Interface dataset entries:

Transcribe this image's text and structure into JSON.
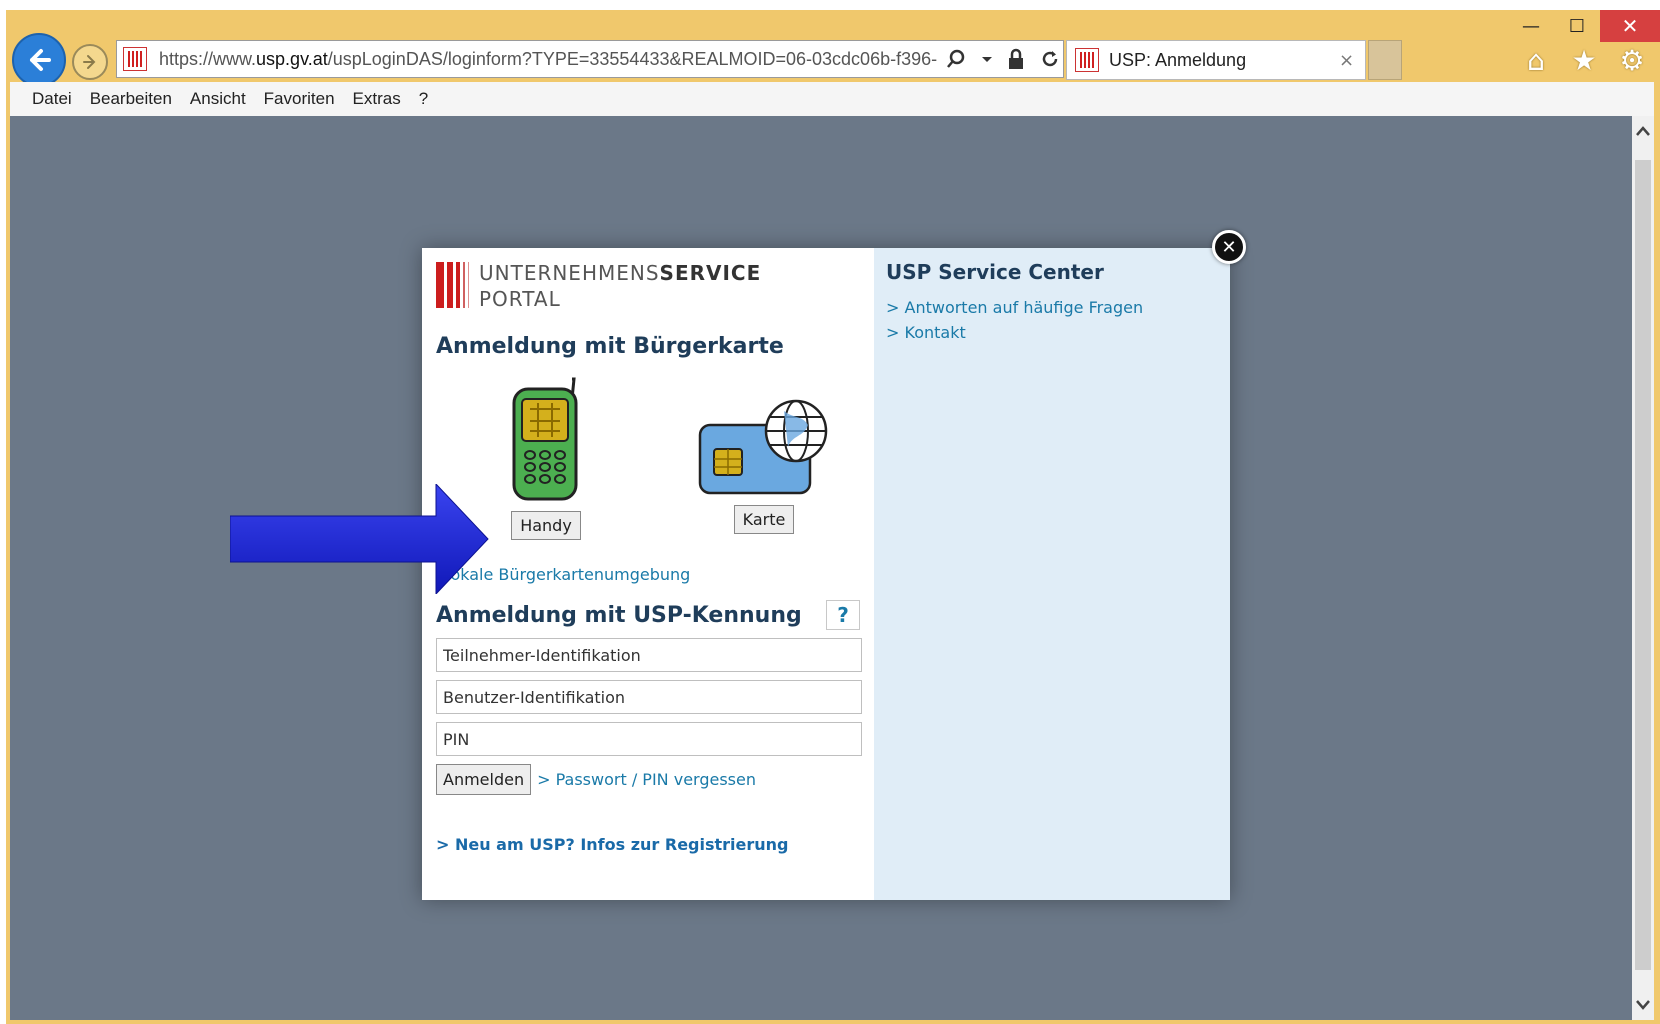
{
  "window": {
    "minimize": "—",
    "maximize": "☐",
    "close": "✕"
  },
  "address": {
    "url_prefix": "https://www.",
    "url_domain": "usp.gv.at",
    "url_path": "/uspLoginDAS/loginform?TYPE=33554433&REALMOID=06-03cdc06b-f396-"
  },
  "tab": {
    "title": "USP: Anmeldung",
    "close": "×"
  },
  "menu": [
    "Datei",
    "Bearbeiten",
    "Ansicht",
    "Favoriten",
    "Extras",
    "?"
  ],
  "modal": {
    "logo_line1_light": "UNTERNEHMENS",
    "logo_line1_bold": "SERVICE",
    "logo_line2": "PORTAL",
    "buergerkarte_heading": "Anmeldung mit Bürgerkarte",
    "handy_button": "Handy",
    "karte_button": "Karte",
    "lokale_link": "lokale Bürgerkartenumgebung",
    "usp_heading": "Anmeldung mit USP-Kennung",
    "help_label": "?",
    "teilnehmer_placeholder": "Teilnehmer-Identifikation",
    "benutzer_placeholder": "Benutzer-Identifikation",
    "pin_placeholder": "PIN",
    "login_button": "Anmelden",
    "forgot_link": "> Passwort / PIN vergessen",
    "register_link": ">  Neu am USP? Infos zur Registrierung",
    "close_label": "✕"
  },
  "service_center": {
    "title": "USP Service Center",
    "links": [
      "> Antworten auf häufige Fragen",
      "> Kontakt"
    ]
  },
  "colors": {
    "browser_frame": "#f0c86c",
    "overlay": "#6b7888",
    "heading": "#1f3d5a",
    "link": "#1a7aa8",
    "brand_red": "#cc1e1e",
    "service_panel": "#e0edf7",
    "arrow_blue": "#1a22d8"
  }
}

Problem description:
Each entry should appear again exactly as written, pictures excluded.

Solution to the exercise:
Transcribe this image's text and structure into JSON.
{
  "window": {
    "minimize": "—",
    "maximize": "☐",
    "close": "✕"
  },
  "address": {
    "url_prefix": "https://www.",
    "url_domain": "usp.gv.at",
    "url_path": "/uspLoginDAS/loginform?TYPE=33554433&REALMOID=06-03cdc06b-f396-"
  },
  "tab": {
    "title": "USP: Anmeldung",
    "close": "×"
  },
  "menu": [
    "Datei",
    "Bearbeiten",
    "Ansicht",
    "Favoriten",
    "Extras",
    "?"
  ],
  "modal": {
    "logo_line1_light": "UNTERNEHMENS",
    "logo_line1_bold": "SERVICE",
    "logo_line2": "PORTAL",
    "buergerkarte_heading": "Anmeldung mit Bürgerkarte",
    "handy_button": "Handy",
    "karte_button": "Karte",
    "lokale_link": "lokale Bürgerkartenumgebung",
    "usp_heading": "Anmeldung mit USP-Kennung",
    "help_label": "?",
    "teilnehmer_placeholder": "Teilnehmer-Identifikation",
    "benutzer_placeholder": "Benutzer-Identifikation",
    "pin_placeholder": "PIN",
    "login_button": "Anmelden",
    "forgot_link": "> Passwort / PIN vergessen",
    "register_link": ">  Neu am USP? Infos zur Registrierung",
    "close_label": "✕"
  },
  "service_center": {
    "title": "USP Service Center",
    "links": [
      "> Antworten auf häufige Fragen",
      "> Kontakt"
    ]
  },
  "colors": {
    "browser_frame": "#f0c86c",
    "overlay": "#6b7888",
    "heading": "#1f3d5a",
    "link": "#1a7aa8",
    "brand_red": "#cc1e1e",
    "service_panel": "#e0edf7",
    "arrow_blue": "#1a22d8"
  }
}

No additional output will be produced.